While the practice has been undertaken in Taronga Zoo in the past, it's the first time it has been held at Taronga Western Plains Zoo.
Zoo director Steve Hinks said the Asian elephant herd came from Thailand and what better way was there to celebrate their heritage than a blessing for good fortune, good health and success.
"As the breeding program progresses into the future this is something I cant wait to see happen again. This is a very special day," he said.
It was a unique experience for the elephants. Having never seen a Buddhist monk before, or received a blessing, the older elephants were protective of their young. They were slapping their trunks and growling during the ceremony.
"With any good mother there's always a desire to make sure that their children are safe and well. Certainly we saw as a herd them come together and some of those natural reactions you see in the wild as well," Mr Hinks said.
A large crowd witnessed the tradition and shared in Kanlaya's birthday celebrates. There was cake for the human guests while the elephants were given some extra delicious treats.
"That's representative of how much of a hit she's been with our local community, our zoo friends members and our staff and the public alike," Mr Hinks.
Elephant supervisor Glenn Sullivan said both Kanlaya and Sabai play together regularly.
"We've seen them playing in the pool in the warmer months, dust bathing and sometimes napping together on their dirt mound," he said.

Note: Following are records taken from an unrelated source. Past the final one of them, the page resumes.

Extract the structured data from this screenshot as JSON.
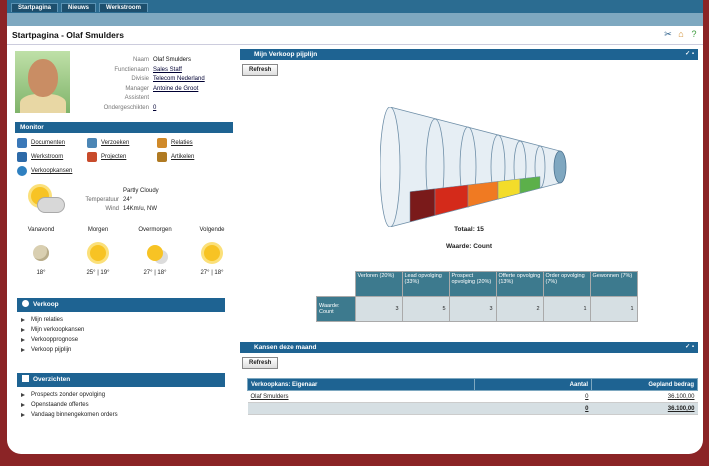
{
  "nav": {
    "tabs": [
      "Startpagina",
      "Nieuws",
      "Werkstroom"
    ]
  },
  "page": {
    "title": "Startpagina - Olaf Smulders"
  },
  "profile": {
    "fields": [
      {
        "key": "Naam",
        "value": "Olaf Smulders",
        "link": false
      },
      {
        "key": "Functienaam",
        "value": "Sales Staff",
        "link": true
      },
      {
        "key": "Divisie",
        "value": "Telecom Nederland",
        "link": true
      },
      {
        "key": "Manager",
        "value": "Antoine de Groot",
        "link": true
      },
      {
        "key": "Assistent",
        "value": "",
        "link": false
      },
      {
        "key": "Ondergeschikten",
        "value": "0",
        "link": true
      }
    ]
  },
  "monitor": {
    "title": "Monitor",
    "items": [
      {
        "label": "Documenten",
        "icon": "documents-icon",
        "color": "#3a78b8"
      },
      {
        "label": "Verzoeken",
        "icon": "requests-icon",
        "color": "#4c86b5"
      },
      {
        "label": "Relaties",
        "icon": "relations-icon",
        "color": "#d08a2a"
      },
      {
        "label": "Werkstroom",
        "icon": "workflow-icon",
        "color": "#2d6aa8"
      },
      {
        "label": "Projecten",
        "icon": "projects-icon",
        "color": "#c84b2b"
      },
      {
        "label": "Artikelen",
        "icon": "articles-icon",
        "color": "#b07a22"
      },
      {
        "label": "Verkoopkansen",
        "icon": "opportunities-icon",
        "color": "#2f80c0"
      }
    ]
  },
  "weather": {
    "now": {
      "condition": "Partly Cloudy",
      "temp_label": "Temperatuur",
      "temp": "24°",
      "wind_label": "Wind",
      "wind": "14Km/u, NW"
    },
    "forecast": [
      {
        "day": "Vanavond",
        "temp": "18°",
        "icon": "moon-icon"
      },
      {
        "day": "Morgen",
        "temp": "25° | 19°",
        "icon": "sun-icon"
      },
      {
        "day": "Overmorgen",
        "temp": "27° | 18°",
        "icon": "sun-haze-icon"
      },
      {
        "day": "Volgende",
        "temp": "27° | 18°",
        "icon": "sun-icon"
      }
    ]
  },
  "verkoop": {
    "title": "Verkoop",
    "items": [
      "Mijn relaties",
      "Mijn verkoopkansen",
      "Verkoopprognose",
      "Verkoop pijplijn"
    ]
  },
  "overzichten": {
    "title": "Overzichten",
    "items": [
      "Prospects zonder opvolging",
      "Openstaande offertes",
      "Vandaag binnengekomen orders"
    ]
  },
  "pipeline": {
    "title": "Mijn Verkoop pijplijn",
    "refresh": "Refresh",
    "total": "Totaal: 15",
    "value_label": "Waarde: Count",
    "colors": [
      "#7a1a1a",
      "#d42a1a",
      "#f07a22",
      "#f3dc2a",
      "#5cb04a"
    ],
    "table": {
      "row_label": "Waarde: Count",
      "headers": [
        "Verloren (20%)",
        "Lead opvolging (33%)",
        "Prospect opvolging (20%)",
        "Offerte opvolging (13%)",
        "Order opvolging (7%)",
        "Gewonnen (7%)"
      ],
      "values": [
        "3",
        "5",
        "3",
        "2",
        "1",
        "1"
      ]
    }
  },
  "chart_data": {
    "type": "table",
    "categories": [
      "Verloren",
      "Lead opvolging",
      "Prospect opvolging",
      "Offerte opvolging",
      "Order opvolging",
      "Gewonnen"
    ],
    "values": [
      3,
      5,
      3,
      2,
      1,
      1
    ],
    "percentages": [
      "20%",
      "33%",
      "20%",
      "13%",
      "7%",
      "7%"
    ],
    "total": 15
  },
  "kansen": {
    "title": "Kansen deze maand",
    "refresh": "Refresh",
    "headers": [
      "Verkoopkans: Eigenaar",
      "Aantal",
      "Gepland bedrag"
    ],
    "rows": [
      {
        "owner": "Olaf Smulders",
        "count": "0",
        "amount": "36.100,00"
      }
    ],
    "total": {
      "count": "0",
      "amount": "36.100,00"
    }
  }
}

Mr Sullivan said the zoo had great success in the past few years with the expansion of the conservation breeding program.
There are eight Asian elephants at Taronga Western Plains Zoo.